“It is a rancorous story about whistle-blowers, Mr. Giuliani, side channels, quid pro quos, corruption and interference in elections,” Taylor said, referring to Trump’s personal lawyer Rudy Giuliani.
Yovanovitch was a casualty of that effort. She was recalled from her post in May amid a push by Trump and his allies, including Giuliani, to portray Yovanovitch as disloyal to the president. Yovanovitch testified that she was forced out of her post based on “unfounded and false claims by people with clearly questionable motives.”
Yovanovitch testified that she felt threatened by Trump, who disparaged her during his July 25 phone call with Zelensky. During that conversation, Trump pressured Zelensky to investigate Biden and his son Hunter, in addition to a debunked conspiracy theory about Ukraine’s role in the 2016 presidential election.
Taylor is likely to be asked to discuss his decision to succeed Yovanovitch after her ouster and his deep concerns over what he called a “snake pit” in both Washington and Kyiv.
“Can anyone hope to succeed with the Giuliani-Biden issue swirling for the next 18 months?” Taylor wrote in a text message to Kurt Volker, who served as the top U.S. envoy for Ukraine negotiations. House impeachment investigators released the communications on Tuesday alongside the transcripts of Volker’s testimony.
Investigators plan to release the transcript of Taylor’s closed-door testimony later Wednesday.
Under a set of procedures adopted by the full House last week, Republicans can suggest witnesses and subpoenas, though Schiff and the committee’s Democratic majority would ultimately have the final say.
Trump and his attorneys are expected to have a role in the process once it moves to the Judiciary Committee, where articles of impeachment will be introduced and amended.

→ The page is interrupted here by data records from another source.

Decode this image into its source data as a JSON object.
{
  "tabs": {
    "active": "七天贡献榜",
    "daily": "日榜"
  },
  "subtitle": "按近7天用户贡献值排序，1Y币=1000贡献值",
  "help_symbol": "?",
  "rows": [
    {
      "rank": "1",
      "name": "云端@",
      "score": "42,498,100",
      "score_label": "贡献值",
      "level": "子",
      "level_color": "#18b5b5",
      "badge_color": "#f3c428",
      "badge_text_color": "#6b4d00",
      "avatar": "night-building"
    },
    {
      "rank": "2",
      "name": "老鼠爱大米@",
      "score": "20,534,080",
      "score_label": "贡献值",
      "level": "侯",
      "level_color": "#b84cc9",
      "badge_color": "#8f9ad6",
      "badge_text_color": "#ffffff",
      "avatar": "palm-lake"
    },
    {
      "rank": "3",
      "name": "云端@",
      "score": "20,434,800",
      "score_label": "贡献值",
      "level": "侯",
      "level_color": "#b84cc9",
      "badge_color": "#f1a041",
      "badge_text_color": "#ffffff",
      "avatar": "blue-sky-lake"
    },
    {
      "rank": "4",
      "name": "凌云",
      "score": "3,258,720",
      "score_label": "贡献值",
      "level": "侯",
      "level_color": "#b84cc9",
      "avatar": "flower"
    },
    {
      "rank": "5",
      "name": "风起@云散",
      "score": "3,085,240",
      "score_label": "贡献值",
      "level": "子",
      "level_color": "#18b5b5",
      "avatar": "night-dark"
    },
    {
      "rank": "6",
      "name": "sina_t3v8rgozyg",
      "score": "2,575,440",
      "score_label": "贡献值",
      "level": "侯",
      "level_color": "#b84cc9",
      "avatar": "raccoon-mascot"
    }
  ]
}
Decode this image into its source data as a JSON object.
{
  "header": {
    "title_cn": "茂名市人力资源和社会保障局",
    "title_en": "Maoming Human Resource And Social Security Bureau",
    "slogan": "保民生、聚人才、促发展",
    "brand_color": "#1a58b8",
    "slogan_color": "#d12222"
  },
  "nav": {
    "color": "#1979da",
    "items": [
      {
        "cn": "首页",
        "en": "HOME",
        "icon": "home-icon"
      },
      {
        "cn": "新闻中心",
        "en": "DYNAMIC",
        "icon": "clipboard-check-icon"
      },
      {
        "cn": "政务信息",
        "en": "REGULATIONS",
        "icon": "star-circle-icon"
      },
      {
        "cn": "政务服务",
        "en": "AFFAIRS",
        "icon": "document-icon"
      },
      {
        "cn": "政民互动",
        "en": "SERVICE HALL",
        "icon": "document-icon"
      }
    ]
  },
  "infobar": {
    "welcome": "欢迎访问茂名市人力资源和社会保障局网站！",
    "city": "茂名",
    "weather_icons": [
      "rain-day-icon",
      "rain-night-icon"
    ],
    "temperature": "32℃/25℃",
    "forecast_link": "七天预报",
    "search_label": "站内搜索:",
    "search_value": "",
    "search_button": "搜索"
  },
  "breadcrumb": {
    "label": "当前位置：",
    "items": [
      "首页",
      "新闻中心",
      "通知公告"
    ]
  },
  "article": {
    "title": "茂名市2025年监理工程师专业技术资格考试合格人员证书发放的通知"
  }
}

Republicans have criticized the process as giving no due process to the president. Democrats maintain they have adopted the same procedures that were used during the impeachment inquiries of Richard Nixon and Bill Clinton.
Caitlin Oprysko contributed to this report.